Data about app and page elements:
━━━━━━━━━━━━━━━━━━━━━━━━━━━━━━

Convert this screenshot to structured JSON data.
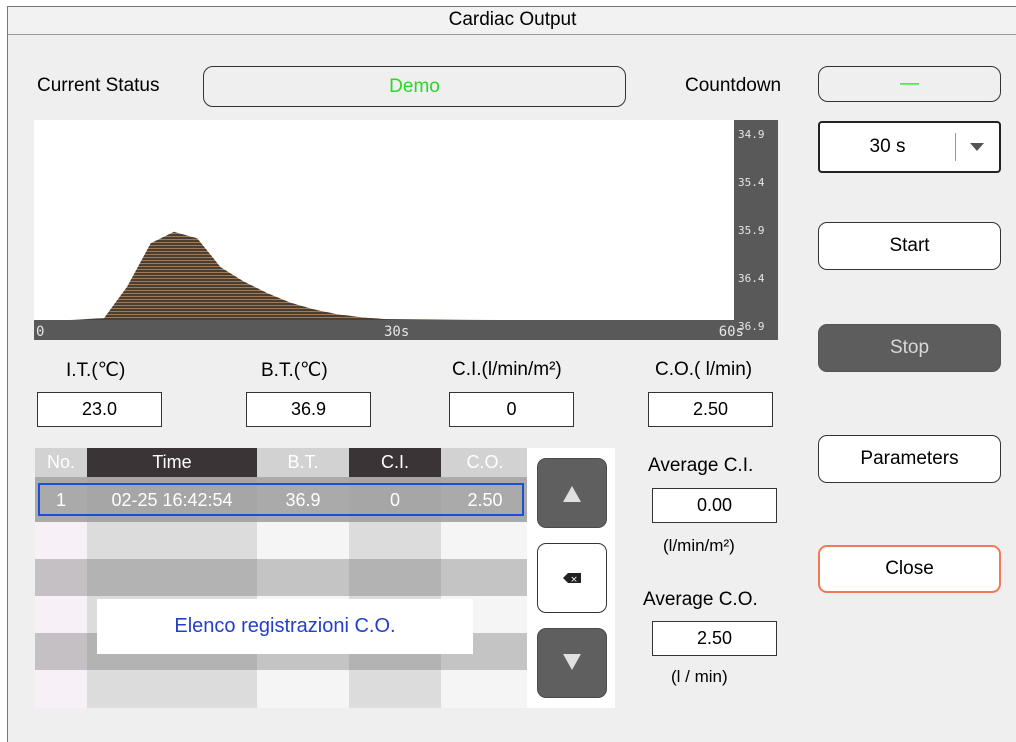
{
  "window": {
    "title": "Cardiac Output"
  },
  "status": {
    "current_status_label": "Current Status",
    "current_status_value": "Demo",
    "countdown_label": "Countdown",
    "countdown_value": "—"
  },
  "chart_data": {
    "type": "area",
    "x_ticks": [
      "0",
      "30s",
      "60s"
    ],
    "y_ticks": [
      "34.9",
      "35.4",
      "35.9",
      "36.4",
      "36.9"
    ],
    "xlim": [
      0,
      60
    ],
    "ylim": [
      36.9,
      34.9
    ],
    "x": [
      0,
      3,
      6,
      8,
      10,
      12,
      14,
      16,
      18,
      20,
      22,
      24,
      26,
      28,
      30,
      40,
      60
    ],
    "y": [
      36.9,
      36.9,
      36.88,
      36.55,
      36.1,
      35.98,
      36.05,
      36.35,
      36.5,
      36.62,
      36.72,
      36.79,
      36.84,
      36.87,
      36.89,
      36.9,
      36.9
    ],
    "colors": {
      "fill": "#a07a55",
      "stroke": "#1a1a1a",
      "axis_bar": "#595959"
    }
  },
  "measurements": {
    "it_label": "I.T.(℃)",
    "it_value": "23.0",
    "bt_label": "B.T.(℃)",
    "bt_value": "36.9",
    "ci_label": "C.I.(l/min/m²)",
    "ci_value": "0",
    "co_label": "C.O.( l/min)",
    "co_value": "2.50"
  },
  "controls": {
    "time_select": "30 s",
    "start": "Start",
    "stop": "Stop",
    "parameters": "Parameters",
    "close": "Close"
  },
  "table": {
    "headers": [
      "No.",
      "Time",
      "B.T.",
      "C.I.",
      "C.O."
    ],
    "rows": [
      {
        "no": "1",
        "time": "02-25 16:42:54",
        "bt": "36.9",
        "ci": "0",
        "co": "2.50"
      }
    ]
  },
  "averages": {
    "avg_ci_label": "Average C.I.",
    "avg_ci_value": "0.00",
    "avg_ci_unit": "(l/min/m²)",
    "avg_co_label": "Average C.O.",
    "avg_co_value": "2.50",
    "avg_co_unit": "(l / min)"
  },
  "overlay": {
    "caption": "Elenco registrazioni C.O."
  }
}
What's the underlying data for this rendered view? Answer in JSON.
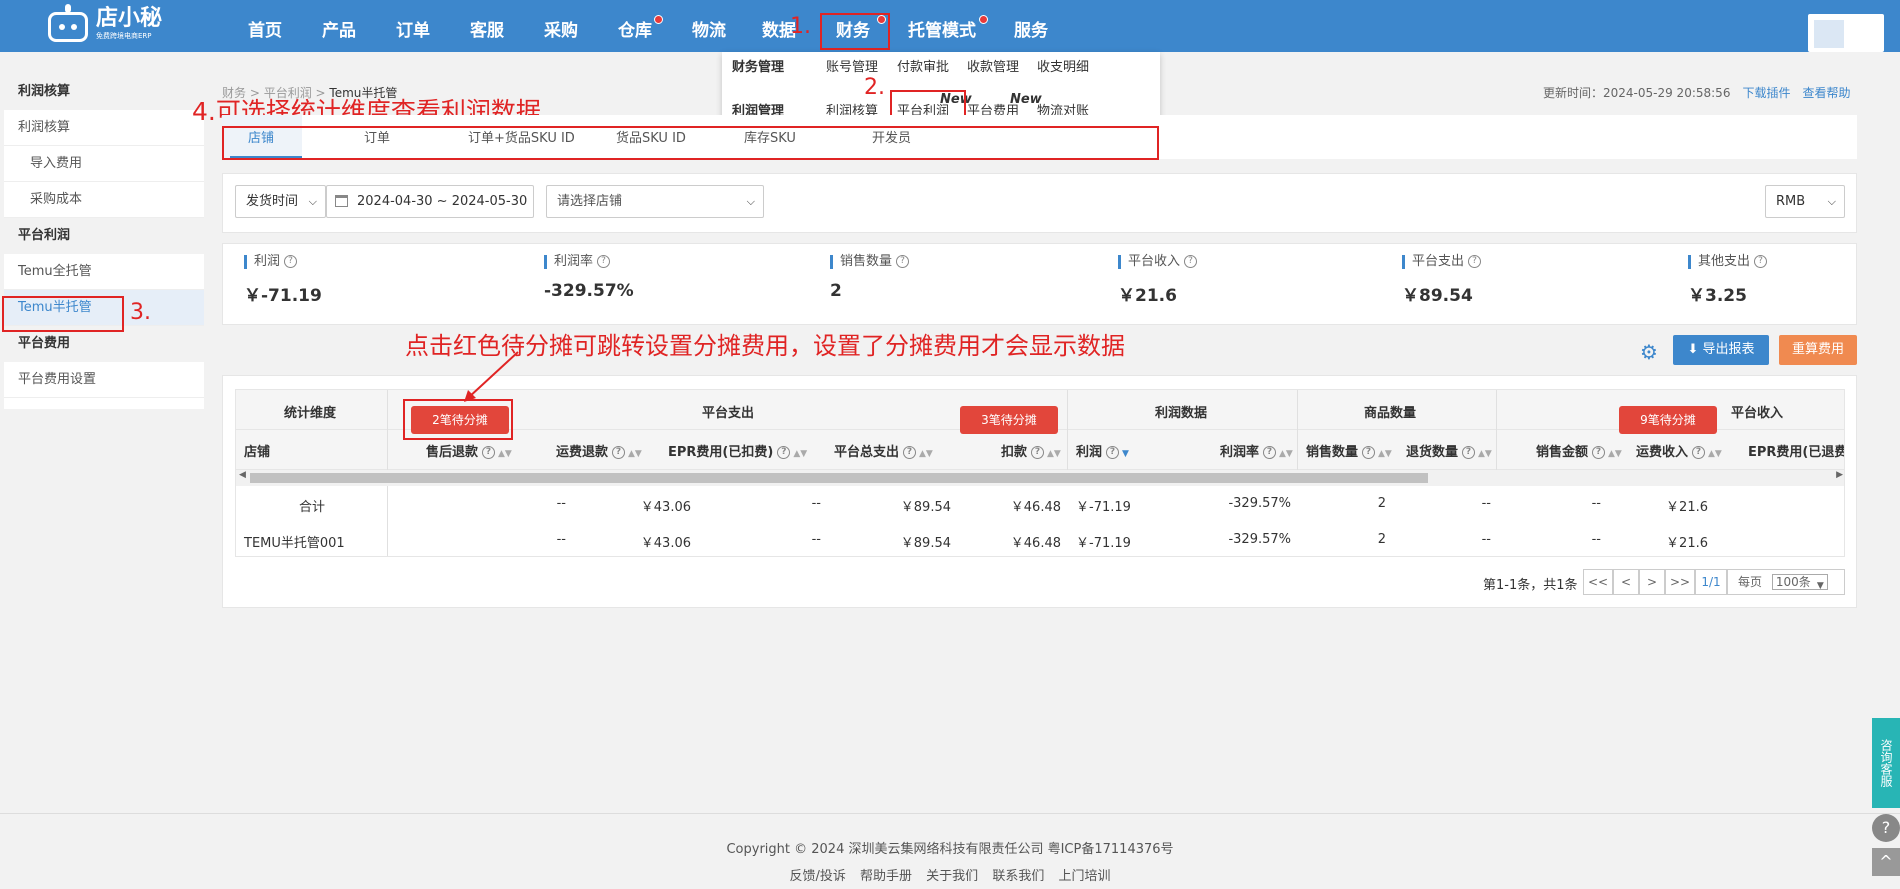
{
  "logo": {
    "main": "店小秘",
    "sub": "免费跨境电商ERP"
  },
  "nav": [
    "首页",
    "产品",
    "订单",
    "客服",
    "采购",
    "仓库",
    "物流",
    "数据",
    "财务",
    "托管模式",
    "服务"
  ],
  "dropdown": {
    "row1": [
      "财务管理",
      "账号管理",
      "付款审批",
      "收款管理",
      "收支明细"
    ],
    "row2": [
      "利润管理",
      "利润核算",
      "平台利润",
      "平台费用",
      "物流对账"
    ],
    "new": "New"
  },
  "annotations": {
    "a1": "1.",
    "a2": "2.",
    "a3": "3.",
    "a4": "4.可选择统计维度查看利润数据",
    "a5": "点击红色待分摊可跳转设置分摊费用，设置了分摊费用才会显示数据"
  },
  "sidebar": [
    {
      "type": "h",
      "label": "利润核算"
    },
    {
      "type": "i",
      "label": "利润核算"
    },
    {
      "type": "s",
      "label": "导入费用"
    },
    {
      "type": "s",
      "label": "采购成本"
    },
    {
      "type": "h",
      "label": "平台利润"
    },
    {
      "type": "i",
      "label": "Temu全托管"
    },
    {
      "type": "a",
      "label": "Temu半托管"
    },
    {
      "type": "h",
      "label": "平台费用"
    },
    {
      "type": "i",
      "label": "平台费用设置"
    }
  ],
  "breadcrumb": {
    "p1": "财务",
    "p2": "平台利润",
    "current": "Temu半托管"
  },
  "update": {
    "text": "更新时间：2024-05-29 20:58:56",
    "plugin": "下载插件",
    "help": "查看帮助"
  },
  "tabs": [
    "店铺",
    "订单",
    "订单+货品SKU ID",
    "货品SKU ID",
    "库存SKU",
    "开发员"
  ],
  "filters": {
    "time_type": "发货时间",
    "date_range": "2024-04-30 ~ 2024-05-30",
    "shop_placeholder": "请选择店铺",
    "currency": "RMB"
  },
  "kpis": [
    {
      "label": "利润",
      "value": "￥-71.19"
    },
    {
      "label": "利润率",
      "value": "-329.57%"
    },
    {
      "label": "销售数量",
      "value": "2"
    },
    {
      "label": "平台收入",
      "value": "￥21.6"
    },
    {
      "label": "平台支出",
      "value": "￥89.54"
    },
    {
      "label": "其他支出",
      "value": "￥3.25"
    }
  ],
  "buttons": {
    "export": "导出报表",
    "recalc": "重算费用"
  },
  "table": {
    "groups": [
      "统计维度",
      "平台支出",
      "利润数据",
      "商品数量",
      "平台收入"
    ],
    "pending": [
      "2笔待分摊",
      "3笔待分摊",
      "9笔待分摊"
    ],
    "columns": [
      "店铺",
      "售后退款",
      "运费退款",
      "EPR费用(已扣费)",
      "平台总支出",
      "扣款",
      "利润",
      "利润率",
      "销售数量",
      "退货数量",
      "销售金额",
      "运费收入",
      "EPR费用(已退费"
    ],
    "rows": [
      [
        "合计",
        "--",
        "￥43.06",
        "--",
        "￥89.54",
        "￥46.48",
        "￥-71.19",
        "-329.57%",
        "2",
        "--",
        "--",
        "￥21.6"
      ],
      [
        "TEMU半托管001",
        "--",
        "￥43.06",
        "--",
        "￥89.54",
        "￥46.48",
        "￥-71.19",
        "-329.57%",
        "2",
        "--",
        "--",
        "￥21.6"
      ]
    ]
  },
  "pager": {
    "summary": "第1-1条，共1条",
    "first": "<<",
    "prev": "<",
    "next": ">",
    "last": ">>",
    "page": "1/1",
    "per_label": "每页",
    "per_value": "100条"
  },
  "footer": {
    "copyright": "Copyright © 2024 深圳美云集网络科技有限责任公司  粤ICP备17114376号",
    "links": [
      "反馈/投诉",
      "帮助手册",
      "关于我们",
      "联系我们",
      "上门培训"
    ]
  },
  "float": {
    "service": "咨询客服",
    "help": "?",
    "top": "^"
  }
}
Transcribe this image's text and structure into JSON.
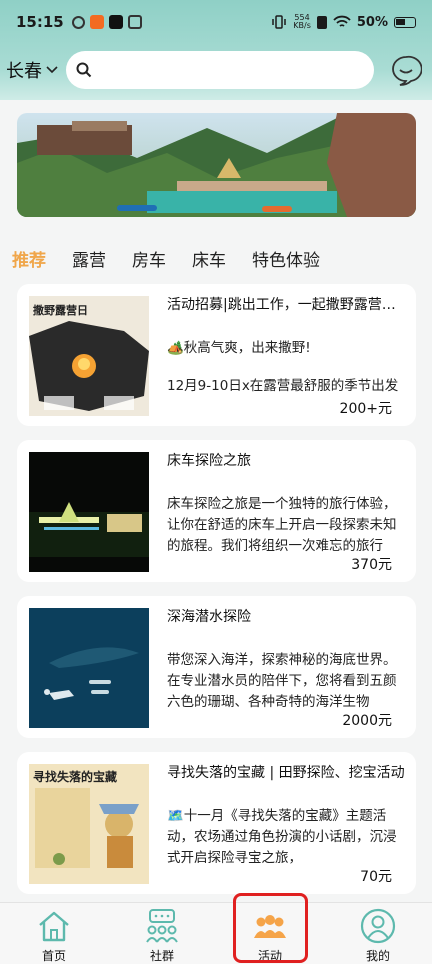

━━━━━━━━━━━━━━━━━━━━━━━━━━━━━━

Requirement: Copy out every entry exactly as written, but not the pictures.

Solution:
Convert this screenshot to structured JSON data.
{
  "window": {
    "title": "Cardiac Output"
  },
  "status": {
    "current_status_label": "Current Status",
    "current_status_value": "Demo",
    "countdown_label": "Countdown",
    "countdown_value": "—"
  },
  "chart_data": {
    "type": "area",
    "x_ticks": [
      "0",
      "30s",
      "60s"
    ],
    "y_ticks": [
      "34.9",
      "35.4",
      "35.9",
      "36.4",
      "36.9"
    ],
    "xlim": [
      0,
      60
    ],
    "ylim": [
      36.9,
      34.9
    ],
    "x": [
      0,
      3,
      6,
      8,
      10,
      12,
      14,
      16,
      18,
      20,
      22,
      24,
      26,
      28,
      30,
      40,
      60
    ],
    "y": [
      36.9,
      36.9,
      36.88,
      36.55,
      36.1,
      35.98,
      36.05,
      36.35,
      36.5,
      36.62,
      36.72,
      36.79,
      36.84,
      36.87,
      36.89,
      36.9,
      36.9
    ],
    "colors": {
      "fill": "#a07a55",
      "stroke": "#1a1a1a",
      "axis_bar": "#595959"
    }
  },
  "measurements": {
    "it_label": "I.T.(℃)",
    "it_value": "23.0",
    "bt_label": "B.T.(℃)",
    "bt_value": "36.9",
    "ci_label": "C.I.(l/min/m²)",
    "ci_value": "0",
    "co_label": "C.O.( l/min)",
    "co_value": "2.50"
  },
  "controls": {
    "time_select": "30 s",
    "start": "Start",
    "stop": "Stop",
    "parameters": "Parameters",
    "close": "Close"
  },
  "table": {
    "headers": [
      "No.",
      "Time",
      "B.T.",
      "C.I.",
      "C.O."
    ],
    "rows": [
      {
        "no": "1",
        "time": "02-25 16:42:54",
        "bt": "36.9",
        "ci": "0",
        "co": "2.50"
      }
    ]
  },
  "averages": {
    "avg_ci_label": "Average C.I.",
    "avg_ci_value": "0.00",
    "avg_ci_unit": "(l/min/m²)",
    "avg_co_label": "Average C.O.",
    "avg_co_value": "2.50",
    "avg_co_unit": "(l / min)"
  },
  "overlay": {
    "caption": "Elenco registrazioni C.O."
  }
}
What's the underlying data for this rendered view? Answer in JSON.
{
  "logo": {
    "main": "店小秘",
    "sub": "免费跨境电商ERP"
  },
  "nav": [
    "首页",
    "产品",
    "订单",
    "客服",
    "采购",
    "仓库",
    "物流",
    "数据",
    "财务",
    "托管模式",
    "服务"
  ],
  "dropdown": {
    "row1": [
      "财务管理",
      "账号管理",
      "付款审批",
      "收款管理",
      "收支明细"
    ],
    "row2": [
      "利润管理",
      "利润核算",
      "平台利润",
      "平台费用",
      "物流对账"
    ],
    "new": "New"
  },
  "annotations": {
    "a1": "1.",
    "a2": "2.",
    "a3": "3.",
    "a4": "4.可选择统计维度查看利润数据",
    "a5": "点击红色待分摊可跳转设置分摊费用，设置了分摊费用才会显示数据"
  },
  "sidebar": [
    {
      "type": "h",
      "label": "利润核算"
    },
    {
      "type": "i",
      "label": "利润核算"
    },
    {
      "type": "s",
      "label": "导入费用"
    },
    {
      "type": "s",
      "label": "采购成本"
    },
    {
      "type": "h",
      "label": "平台利润"
    },
    {
      "type": "i",
      "label": "Temu全托管"
    },
    {
      "type": "a",
      "label": "Temu半托管"
    },
    {
      "type": "h",
      "label": "平台费用"
    },
    {
      "type": "i",
      "label": "平台费用设置"
    }
  ],
  "breadcrumb": {
    "p1": "财务",
    "p2": "平台利润",
    "current": "Temu半托管"
  },
  "update": {
    "text": "更新时间：2024-05-29 20:58:56",
    "plugin": "下载插件",
    "help": "查看帮助"
  },
  "tabs": [
    "店铺",
    "订单",
    "订单+货品SKU ID",
    "货品SKU ID",
    "库存SKU",
    "开发员"
  ],
  "filters": {
    "time_type": "发货时间",
    "date_range": "2024-04-30 ~ 2024-05-30",
    "shop_placeholder": "请选择店铺",
    "currency": "RMB"
  },
  "kpis": [
    {
      "label": "利润",
      "value": "￥-71.19"
    },
    {
      "label": "利润率",
      "value": "-329.57%"
    },
    {
      "label": "销售数量",
      "value": "2"
    },
    {
      "label": "平台收入",
      "value": "￥21.6"
    },
    {
      "label": "平台支出",
      "value": "￥89.54"
    },
    {
      "label": "其他支出",
      "value": "￥3.25"
    }
  ],
  "buttons": {
    "export": "导出报表",
    "recalc": "重算费用"
  },
  "table": {
    "groups": [
      "统计维度",
      "平台支出",
      "利润数据",
      "商品数量",
      "平台收入"
    ],
    "pending": [
      "2笔待分摊",
      "3笔待分摊",
      "9笔待分摊"
    ],
    "columns": [
      "店铺",
      "售后退款",
      "运费退款",
      "EPR费用(已扣费)",
      "平台总支出",
      "扣款",
      "利润",
      "利润率",
      "销售数量",
      "退货数量",
      "销售金额",
      "运费收入",
      "EPR费用(已退费"
    ],
    "rows": [
      [
        "合计",
        "--",
        "￥43.06",
        "--",
        "￥89.54",
        "￥46.48",
        "￥-71.19",
        "-329.57%",
        "2",
        "--",
        "--",
        "￥21.6"
      ],
      [
        "TEMU半托管001",
        "--",
        "￥43.06",
        "--",
        "￥89.54",
        "￥46.48",
        "￥-71.19",
        "-329.57%",
        "2",
        "--",
        "--",
        "￥21.6"
      ]
    ]
  },
  "pager": {
    "summary": "第1-1条，共1条",
    "first": "<<",
    "prev": "<",
    "next": ">",
    "last": ">>",
    "page": "1/1",
    "per_label": "每页",
    "per_value": "100条"
  },
  "footer": {
    "copyright": "Copyright © 2024 深圳美云集网络科技有限责任公司  粤ICP备17114376号",
    "links": [
      "反馈/投诉",
      "帮助手册",
      "关于我们",
      "联系我们",
      "上门培训"
    ]
  },
  "float": {
    "service": "咨询客服",
    "help": "?",
    "top": "^"
  }
}
Transcribe this image's text and structure into JSON.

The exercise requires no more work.